NBA Draft 2012: Why Bradley Beal Will Be a Flop in the NBA

John Spina@@jsspina24Contributor IIIJuly 2, 2012

OMAHA, NE - MARCH 18:  Bradley Beal #23 of the Florida Gators attempts a shot in the second half against the Norfolk State Spartans during the third round of the 2012 NCAA Men's Basketball Tournament at CenturyLink Center on March 18, 2012 in Omaha, Nebraska.  (Photo by Doug Pensinger/Getty Images)
Doug Pensinger/Getty Images

With the third pick in the draft, the lowly Washington Wizards picked Bradley Beal out of the University of Florida. He is supposed to be a sharp shooting guard with an above average ability to drive.

However, throughout his collegiate career, he was a very inconsistent shooter, who struggled to score at times. He shot only 33.9 percent from behind the arc, 76.9 percent from the free-throw line and averaged only 14.8 points per game.

The fact that the media has been comparing this guy to the best shooter in history, Ray Allen, is ludicrous.

Though Beal has a great looking shot, with picture perfect balance, form and release point, he still struggled throughout his freshman year with the Gators—especially against top competition.
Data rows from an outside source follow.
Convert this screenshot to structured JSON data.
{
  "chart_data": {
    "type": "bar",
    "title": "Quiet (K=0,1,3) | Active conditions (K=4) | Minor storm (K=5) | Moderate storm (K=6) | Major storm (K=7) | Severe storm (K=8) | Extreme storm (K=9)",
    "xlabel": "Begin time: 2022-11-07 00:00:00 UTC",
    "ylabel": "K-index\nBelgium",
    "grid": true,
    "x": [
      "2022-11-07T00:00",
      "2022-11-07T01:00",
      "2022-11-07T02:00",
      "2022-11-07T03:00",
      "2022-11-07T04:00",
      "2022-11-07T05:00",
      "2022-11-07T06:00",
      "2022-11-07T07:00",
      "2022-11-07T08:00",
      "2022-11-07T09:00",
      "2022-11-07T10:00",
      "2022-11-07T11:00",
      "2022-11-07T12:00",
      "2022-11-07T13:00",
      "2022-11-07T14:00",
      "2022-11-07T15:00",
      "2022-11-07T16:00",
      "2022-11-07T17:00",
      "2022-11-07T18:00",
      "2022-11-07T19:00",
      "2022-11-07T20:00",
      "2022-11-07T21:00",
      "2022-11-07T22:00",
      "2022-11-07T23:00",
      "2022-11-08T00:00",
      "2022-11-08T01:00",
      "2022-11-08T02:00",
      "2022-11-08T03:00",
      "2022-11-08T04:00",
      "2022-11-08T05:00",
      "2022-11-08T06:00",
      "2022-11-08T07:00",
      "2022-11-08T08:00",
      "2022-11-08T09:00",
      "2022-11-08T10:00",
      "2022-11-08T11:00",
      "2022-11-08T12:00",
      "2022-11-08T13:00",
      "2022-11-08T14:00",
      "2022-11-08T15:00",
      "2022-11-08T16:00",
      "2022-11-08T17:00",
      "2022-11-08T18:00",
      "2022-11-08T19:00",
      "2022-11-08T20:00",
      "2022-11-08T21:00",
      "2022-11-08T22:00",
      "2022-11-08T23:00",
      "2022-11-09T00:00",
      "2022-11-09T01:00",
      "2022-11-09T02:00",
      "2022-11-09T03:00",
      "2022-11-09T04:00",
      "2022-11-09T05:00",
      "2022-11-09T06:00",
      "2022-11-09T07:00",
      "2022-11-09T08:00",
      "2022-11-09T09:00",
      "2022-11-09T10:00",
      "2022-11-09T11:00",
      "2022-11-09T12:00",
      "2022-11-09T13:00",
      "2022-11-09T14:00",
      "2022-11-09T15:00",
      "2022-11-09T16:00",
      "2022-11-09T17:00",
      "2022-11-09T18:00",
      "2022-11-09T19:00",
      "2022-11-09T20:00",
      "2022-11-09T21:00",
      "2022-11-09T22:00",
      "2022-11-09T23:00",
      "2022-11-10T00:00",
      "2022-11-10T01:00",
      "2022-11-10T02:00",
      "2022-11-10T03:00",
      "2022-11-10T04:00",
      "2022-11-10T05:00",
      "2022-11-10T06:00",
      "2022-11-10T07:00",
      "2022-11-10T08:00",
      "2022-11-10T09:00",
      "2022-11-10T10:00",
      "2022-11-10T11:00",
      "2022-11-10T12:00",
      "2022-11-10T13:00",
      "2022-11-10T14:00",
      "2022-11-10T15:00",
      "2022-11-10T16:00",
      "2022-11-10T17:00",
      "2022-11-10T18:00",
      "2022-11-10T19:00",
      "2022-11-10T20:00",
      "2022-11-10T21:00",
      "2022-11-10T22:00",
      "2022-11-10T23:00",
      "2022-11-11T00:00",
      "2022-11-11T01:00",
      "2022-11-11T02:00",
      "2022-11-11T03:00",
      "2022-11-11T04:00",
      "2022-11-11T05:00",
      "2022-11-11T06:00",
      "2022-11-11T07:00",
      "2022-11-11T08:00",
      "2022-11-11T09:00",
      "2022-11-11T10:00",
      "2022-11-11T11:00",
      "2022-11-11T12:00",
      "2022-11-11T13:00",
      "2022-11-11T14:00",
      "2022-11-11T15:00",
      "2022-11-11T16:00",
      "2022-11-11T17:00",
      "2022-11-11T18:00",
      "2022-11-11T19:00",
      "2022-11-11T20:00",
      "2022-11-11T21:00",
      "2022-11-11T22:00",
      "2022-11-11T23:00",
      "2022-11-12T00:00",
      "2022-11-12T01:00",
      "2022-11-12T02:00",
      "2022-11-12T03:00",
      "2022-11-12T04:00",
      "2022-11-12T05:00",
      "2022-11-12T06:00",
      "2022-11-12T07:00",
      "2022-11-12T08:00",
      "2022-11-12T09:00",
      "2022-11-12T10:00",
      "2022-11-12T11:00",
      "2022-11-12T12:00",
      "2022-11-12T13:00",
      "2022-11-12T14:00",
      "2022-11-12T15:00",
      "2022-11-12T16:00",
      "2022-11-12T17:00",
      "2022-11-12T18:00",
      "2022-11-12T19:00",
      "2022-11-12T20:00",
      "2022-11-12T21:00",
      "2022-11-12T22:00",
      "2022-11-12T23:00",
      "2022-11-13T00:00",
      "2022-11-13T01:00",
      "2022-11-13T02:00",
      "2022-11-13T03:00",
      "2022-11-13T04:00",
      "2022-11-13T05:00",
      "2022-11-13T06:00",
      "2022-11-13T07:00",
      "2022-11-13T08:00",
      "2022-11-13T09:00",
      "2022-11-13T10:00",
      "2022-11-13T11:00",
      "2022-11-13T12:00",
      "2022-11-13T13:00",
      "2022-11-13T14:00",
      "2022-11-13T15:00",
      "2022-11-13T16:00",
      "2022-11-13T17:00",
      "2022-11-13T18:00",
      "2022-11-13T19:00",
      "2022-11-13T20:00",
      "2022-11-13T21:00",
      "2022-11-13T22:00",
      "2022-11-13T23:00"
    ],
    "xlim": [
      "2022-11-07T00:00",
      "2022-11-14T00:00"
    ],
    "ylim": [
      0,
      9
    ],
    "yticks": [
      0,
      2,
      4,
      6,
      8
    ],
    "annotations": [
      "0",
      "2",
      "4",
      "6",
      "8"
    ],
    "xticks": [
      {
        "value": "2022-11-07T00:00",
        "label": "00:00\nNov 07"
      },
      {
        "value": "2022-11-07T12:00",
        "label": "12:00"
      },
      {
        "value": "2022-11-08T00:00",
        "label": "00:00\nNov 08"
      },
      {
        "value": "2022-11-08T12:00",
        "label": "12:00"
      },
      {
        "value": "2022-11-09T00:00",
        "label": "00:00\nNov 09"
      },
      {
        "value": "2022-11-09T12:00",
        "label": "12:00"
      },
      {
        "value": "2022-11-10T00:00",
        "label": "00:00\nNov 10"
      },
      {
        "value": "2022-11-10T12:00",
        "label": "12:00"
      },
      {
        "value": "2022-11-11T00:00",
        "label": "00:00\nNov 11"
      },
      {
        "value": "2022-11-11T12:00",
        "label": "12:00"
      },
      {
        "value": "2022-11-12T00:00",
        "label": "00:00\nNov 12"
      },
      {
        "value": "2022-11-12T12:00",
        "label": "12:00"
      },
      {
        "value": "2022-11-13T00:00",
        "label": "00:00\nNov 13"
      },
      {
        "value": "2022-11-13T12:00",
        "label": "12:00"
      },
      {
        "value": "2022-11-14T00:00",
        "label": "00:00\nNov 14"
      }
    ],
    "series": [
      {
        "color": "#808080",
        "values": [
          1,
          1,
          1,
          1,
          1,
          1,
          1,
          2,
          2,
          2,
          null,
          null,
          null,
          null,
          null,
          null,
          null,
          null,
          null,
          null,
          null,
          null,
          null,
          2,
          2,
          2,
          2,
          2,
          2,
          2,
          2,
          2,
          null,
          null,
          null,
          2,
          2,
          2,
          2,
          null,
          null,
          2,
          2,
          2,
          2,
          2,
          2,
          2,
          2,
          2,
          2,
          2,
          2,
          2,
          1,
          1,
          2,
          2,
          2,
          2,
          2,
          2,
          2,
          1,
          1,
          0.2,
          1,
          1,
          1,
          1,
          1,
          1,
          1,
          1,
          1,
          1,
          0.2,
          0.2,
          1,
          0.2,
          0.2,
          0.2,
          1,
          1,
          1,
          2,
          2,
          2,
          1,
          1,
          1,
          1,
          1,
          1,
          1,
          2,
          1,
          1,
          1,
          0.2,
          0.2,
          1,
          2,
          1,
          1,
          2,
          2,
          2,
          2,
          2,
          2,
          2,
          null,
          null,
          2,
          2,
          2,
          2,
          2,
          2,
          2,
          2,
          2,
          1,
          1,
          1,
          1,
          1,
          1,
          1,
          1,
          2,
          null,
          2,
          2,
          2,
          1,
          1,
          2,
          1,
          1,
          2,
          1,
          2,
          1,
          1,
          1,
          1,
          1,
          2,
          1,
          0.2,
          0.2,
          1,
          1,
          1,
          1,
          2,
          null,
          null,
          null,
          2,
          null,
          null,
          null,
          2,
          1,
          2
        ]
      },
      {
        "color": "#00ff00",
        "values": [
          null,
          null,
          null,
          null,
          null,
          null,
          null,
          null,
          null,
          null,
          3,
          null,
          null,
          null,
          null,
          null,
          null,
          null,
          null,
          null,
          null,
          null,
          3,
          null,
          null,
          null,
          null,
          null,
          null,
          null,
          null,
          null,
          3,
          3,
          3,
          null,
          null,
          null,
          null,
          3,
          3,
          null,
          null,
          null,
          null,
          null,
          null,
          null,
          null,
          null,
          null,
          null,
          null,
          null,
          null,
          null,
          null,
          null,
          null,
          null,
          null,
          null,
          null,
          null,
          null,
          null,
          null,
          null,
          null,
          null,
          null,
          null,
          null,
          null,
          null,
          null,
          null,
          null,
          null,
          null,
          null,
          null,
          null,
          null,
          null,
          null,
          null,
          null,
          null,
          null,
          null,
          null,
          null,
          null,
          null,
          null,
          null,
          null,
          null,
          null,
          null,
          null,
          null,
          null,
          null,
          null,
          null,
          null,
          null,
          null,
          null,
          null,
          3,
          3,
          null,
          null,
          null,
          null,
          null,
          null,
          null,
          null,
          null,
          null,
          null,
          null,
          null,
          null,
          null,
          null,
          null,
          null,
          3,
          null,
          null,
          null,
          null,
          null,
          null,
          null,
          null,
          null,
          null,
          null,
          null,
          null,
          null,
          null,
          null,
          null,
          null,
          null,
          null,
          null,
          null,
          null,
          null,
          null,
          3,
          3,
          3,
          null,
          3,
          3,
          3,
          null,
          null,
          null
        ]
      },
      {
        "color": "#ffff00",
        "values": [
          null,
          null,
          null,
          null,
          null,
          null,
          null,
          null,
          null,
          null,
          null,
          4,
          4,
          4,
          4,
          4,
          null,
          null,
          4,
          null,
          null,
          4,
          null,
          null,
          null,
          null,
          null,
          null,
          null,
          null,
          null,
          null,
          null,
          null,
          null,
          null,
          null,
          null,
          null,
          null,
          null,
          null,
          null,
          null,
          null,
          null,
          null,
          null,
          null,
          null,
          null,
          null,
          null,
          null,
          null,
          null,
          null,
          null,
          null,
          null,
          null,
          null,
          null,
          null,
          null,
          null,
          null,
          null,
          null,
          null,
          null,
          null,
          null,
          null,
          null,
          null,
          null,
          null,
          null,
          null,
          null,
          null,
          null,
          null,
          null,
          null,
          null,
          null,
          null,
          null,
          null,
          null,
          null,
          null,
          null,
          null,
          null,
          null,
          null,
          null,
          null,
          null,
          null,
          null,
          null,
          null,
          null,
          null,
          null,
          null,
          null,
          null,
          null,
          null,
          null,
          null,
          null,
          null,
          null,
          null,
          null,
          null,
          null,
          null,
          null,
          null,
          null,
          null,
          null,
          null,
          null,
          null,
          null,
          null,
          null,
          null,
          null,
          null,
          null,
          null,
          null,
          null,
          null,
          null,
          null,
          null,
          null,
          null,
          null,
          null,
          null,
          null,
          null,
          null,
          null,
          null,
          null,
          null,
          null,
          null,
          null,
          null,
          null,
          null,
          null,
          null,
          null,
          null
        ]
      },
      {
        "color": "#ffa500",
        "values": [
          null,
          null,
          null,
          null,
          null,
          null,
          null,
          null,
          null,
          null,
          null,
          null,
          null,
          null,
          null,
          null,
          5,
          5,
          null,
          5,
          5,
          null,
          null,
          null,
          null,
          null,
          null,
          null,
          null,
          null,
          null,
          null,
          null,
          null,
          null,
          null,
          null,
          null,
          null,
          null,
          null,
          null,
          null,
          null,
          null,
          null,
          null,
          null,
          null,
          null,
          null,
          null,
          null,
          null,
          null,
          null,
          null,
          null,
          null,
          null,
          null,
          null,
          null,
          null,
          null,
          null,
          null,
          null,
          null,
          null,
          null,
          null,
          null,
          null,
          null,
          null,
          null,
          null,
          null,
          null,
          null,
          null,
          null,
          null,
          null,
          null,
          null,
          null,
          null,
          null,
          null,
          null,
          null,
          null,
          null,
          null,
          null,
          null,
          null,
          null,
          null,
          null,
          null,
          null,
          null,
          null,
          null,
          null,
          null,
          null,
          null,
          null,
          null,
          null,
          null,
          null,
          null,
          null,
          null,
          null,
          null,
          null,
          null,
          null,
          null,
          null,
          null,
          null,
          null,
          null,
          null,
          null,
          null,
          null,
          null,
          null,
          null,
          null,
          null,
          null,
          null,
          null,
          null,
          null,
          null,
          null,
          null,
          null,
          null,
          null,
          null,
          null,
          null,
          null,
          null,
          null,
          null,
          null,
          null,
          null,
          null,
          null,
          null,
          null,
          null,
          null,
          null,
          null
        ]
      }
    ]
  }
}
If anything, Beal will end up becoming a decent role player in the NBA, not the premiere scorer the Wizards were hoping for with the third pick in the draft.

Despite his obvious skills, Beal seems to be easily thrown off his game and, consequently, his production has yet to match his potential. He shot very poorly on the road as well as in closely contested games, and never truly dominated like so many middle-of-the-road guards in the NBA now, did in college.

He rebounds very well for how short he is, and has decent size for a guard at 6'3", 207 pounds, which allows him to get to the rim. However, the supplementary parts of his game are totally reliant on his jump shot.

He struggles to find his shot if he is unable to force defenders to overextend themselves covering his perimeter shot, and struggles to finish at times when he is shooting poorly. If his jumper is not falling, he is not a good enough passer, averaging only 2.2 assists per game, does not play well enough in pick-and-roll situations—averaging 2.1 turnovers per game—and is not strong enough a defender to make an impact on a game.

NEW ORLEANS, LA - MARCH 10:  Bradley Beal #23 of the Florida Gators shoots against Michael Kidd-Gilchrist #14 and Anthony Davis #23 of the Kentucky Wildcats in the first half during the semifinals of the SEC Men's Basketball Tournament at New Orleans Aren
Chris Graythen/Getty Images

In addition, Beal was never able to win big games at Florida, though the Gators were certainly not the best team in 2012. Florida lost all three times to Kentucky, twice to Tennessee, got crushed by Vanderbilt twice, lost to Ohio State and Syracuse at home,  Georgia and Rutgers on the road, and to Louisville in the tournament.

In fact, the only big games he was able to win in college was beating a weak Arizona team in Florida, defeating Florida State in Gainesville, edging out Alabama in the SEC tournament and beating an average Marquette in the second round of NCAA Tournament. In short, he struggled scoring when his team needed it most.

When Beal played well, Florida found themselves in close games. He shot 8-for-15, including 4-for-7 from long range, in the Gators' last game against Kentucky, and only lost by three points. However, this was a rarity for Beal.

In the team’s first two games against Kentucky, Beal shot a combined 6-for-25 from the floor and 2-for-12 from three-point land—they were beaten by at least 15 points in each game. This inconsistency will, in all likelihood, follow him into the NBA, especially playing for a rebuilding team like the Wizards.

Beal will benefit playing alongside John Wall, who will provide Beal with opportunities to get into a rhythm shooting open jumpers in transition as well as off of Wall’s penetration. However, in order to be effective, Beal must drastically improve the consistency of his shot and find other ways to produce offensively.

It will not be easy playing for the Wizards, as he will struggle to find his confidence playing for a team with so few offensive threats and will likely be asked to keep them in games with the three ball. In addition, wing players are usually the most athletic players in the NBA and Beal will struggle against bigger and more experienced defenders.

Though he did play much better at the end of his freshman season, boosting his draft status, there is really no reason to believe he has what it takes to be a superstar in the NBA. He reminds me of Eric Gordon, a player with all of the skills and physical attributes to be great who never lived up to his high potential for a number of unforeseen reasons.

Beal attributed his poor shooting performance in college to, “mainly my focus. I faced a lot of adversity, and it really hit me.” (via There will always be adversity in the NBA and in order to be a good scorer, and especially a jump shooter, one must have a more levelheaded demeanor.

Beal would have been a good late first-round pick for a team who only needed a solid bench player, which could have allowed Beal time to further develop his game.

However, for a team like the Wizards who are missing so many pieces, and must rely on Beal early on in his career for immediate scoring, it will greatly hurt his longevity as it will diminish his confidence in the long run.